Militarism and the US Military Budget


As discussed earlier, President Eisenhower eloquently warned about the influence of the US military and the size of the military budget. The defense industry remains a powerful force in the US economy six decades after Eisenhower issued his warning, and US military spending continues unabated. In 2011, military spending (defense outlays by the Department of Defense and certain other agencies; outlays include costs for the Iraq and Afghanistan wars) according to the government was approximately $768 billion. Defense outlays rose by 85 percent beyond inflation between 2000 and 2011 (see Figure 16.2 "US Defense Outlays, 2000–2011 (Fiscal Year 2005 Dollars)").
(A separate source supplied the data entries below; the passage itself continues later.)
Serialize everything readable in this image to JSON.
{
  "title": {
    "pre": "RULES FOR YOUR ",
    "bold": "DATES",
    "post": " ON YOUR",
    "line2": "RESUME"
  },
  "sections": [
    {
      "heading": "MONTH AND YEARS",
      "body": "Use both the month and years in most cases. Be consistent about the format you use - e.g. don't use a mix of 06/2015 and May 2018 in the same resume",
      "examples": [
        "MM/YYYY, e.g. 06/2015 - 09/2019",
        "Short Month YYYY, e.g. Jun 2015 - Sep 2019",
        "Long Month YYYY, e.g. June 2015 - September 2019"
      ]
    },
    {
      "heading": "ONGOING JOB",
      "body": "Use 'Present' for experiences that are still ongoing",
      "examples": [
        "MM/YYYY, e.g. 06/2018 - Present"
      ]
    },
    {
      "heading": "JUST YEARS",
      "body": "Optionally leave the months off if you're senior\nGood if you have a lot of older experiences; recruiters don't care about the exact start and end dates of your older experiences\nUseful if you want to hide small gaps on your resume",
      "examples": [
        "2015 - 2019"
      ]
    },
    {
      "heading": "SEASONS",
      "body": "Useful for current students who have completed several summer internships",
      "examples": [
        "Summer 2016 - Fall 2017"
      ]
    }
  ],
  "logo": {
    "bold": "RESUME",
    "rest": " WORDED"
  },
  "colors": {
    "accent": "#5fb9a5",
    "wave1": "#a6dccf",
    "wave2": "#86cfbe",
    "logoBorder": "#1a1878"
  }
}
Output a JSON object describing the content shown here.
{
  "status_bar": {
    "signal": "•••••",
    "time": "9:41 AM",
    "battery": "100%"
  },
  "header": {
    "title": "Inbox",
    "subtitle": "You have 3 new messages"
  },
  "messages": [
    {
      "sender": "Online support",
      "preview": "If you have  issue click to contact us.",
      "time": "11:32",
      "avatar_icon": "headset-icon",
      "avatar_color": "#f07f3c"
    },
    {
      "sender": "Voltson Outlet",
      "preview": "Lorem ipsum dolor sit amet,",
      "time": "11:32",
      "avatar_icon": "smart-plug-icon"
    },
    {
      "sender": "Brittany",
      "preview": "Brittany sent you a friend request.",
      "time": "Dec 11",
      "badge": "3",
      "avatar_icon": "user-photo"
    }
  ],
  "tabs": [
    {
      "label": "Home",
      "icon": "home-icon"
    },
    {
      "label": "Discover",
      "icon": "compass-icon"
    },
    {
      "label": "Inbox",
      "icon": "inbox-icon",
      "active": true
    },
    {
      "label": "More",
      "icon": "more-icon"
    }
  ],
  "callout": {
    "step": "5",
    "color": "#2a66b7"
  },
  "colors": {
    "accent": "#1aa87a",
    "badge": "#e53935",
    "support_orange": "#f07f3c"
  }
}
Figure 16.2 US Defense Outlays, 2000–2011 (Fiscal Year 2005 Dollars)

http://images.flatworldknowledge.com/barkansoc/barkansoc-fig16_002.jpg

Source: US Census Bureau. (2012). Statistical abstract of the United States: 2012. Washington, DC: US Government Printing Office. Retrieved fromhttp://www.census.gov/compendia/statab.

Clarifying the Military Budget


As large as it is, the $768 billion just cited as the “official” figure for the US military budget is misleading in at least two ways. First, it excludes several military-related costs such as veterans’ benefits and interest on the national debt from past military spending. When these costs are taken into account, thetotal 2011 military budget ranged between an estimated $1.2 trillion and $1.4 trillion (Friends Committee on National Legislation, 2012; War Resisters League, 2012). [45]

Second, the government states that defense outlays accounted for almost 20 percent of federal spending in 2011 (US Census Bureau, 2012). [46] However, the calculation for this statement excludes the additional military expenses just discussed, and it uses a misleading measure of federal spending. This latter fact needs some explanation. Federal spending includes both mandatory and discretionary spending. As its name implies, mandatory spendingis required by various laws and includes such things as Social Security, Medicare and Medicaid, and interest payments on the national debt. Much of these mandatory expenses are funded by trust funds, such as Social Security taxes, which are raised and spent separately from income taxes. Discretionary spending involves the money the president and Congress must decide how to spend each year and includes federal income tax dollars only. Critics of the military budget argue that it is more accurate to cite its share of discretionary spending rather than its share of all federal spending (i.e., mandatory plus discretionary).

Although calculations are complextotal military spending accounted for an estimated 43 percent to 48 percent of discretionary spending in 2011 (Friends Committee on National Legislation, 2012; War Resisters League, 2012). [47] To put that another way, between 43 percent and 48 percent of all federal income tax dollars were used for military expenditures that year. This percentage range is much higher than the 20 percent share of federal spending cited by the government solely for defense outlays.


Directory: site -> textbooks
textbooks -> This text was adapted by The Saylor Foundation under a Creative Commons Attribution-NonCommercial-ShareAlike 0 License
textbooks -> Preface for Teachers
textbooks -> This text was adapted by The Saylor Foundation under a Creative Commons Attribution-NonCommercial-ShareAlike 0 License without attribution as requested by the work’s original creator or licensee. Preface
textbooks -> Chapter 1 Introduction to Law and Legal Systems
textbooks -> This text was adapted by The Saylor Foundation under a Creative Commons Attribution-NonCommercial-ShareAlike 0 License
textbooks -> This text was adapted by The Saylor Foundation under a
textbooks -> This text was adapted by The Saylor Foundation under a Creative Commons Attribution-NonCommercial-ShareAlike 0 License without attribution as requested by the work’s original creator or licensee. Organization


Share with your friends:
1   ...   129   130   131   132   133   134   135   136   137




The database is protected by copyright ©essaydocs.org 2020
send message

    Main page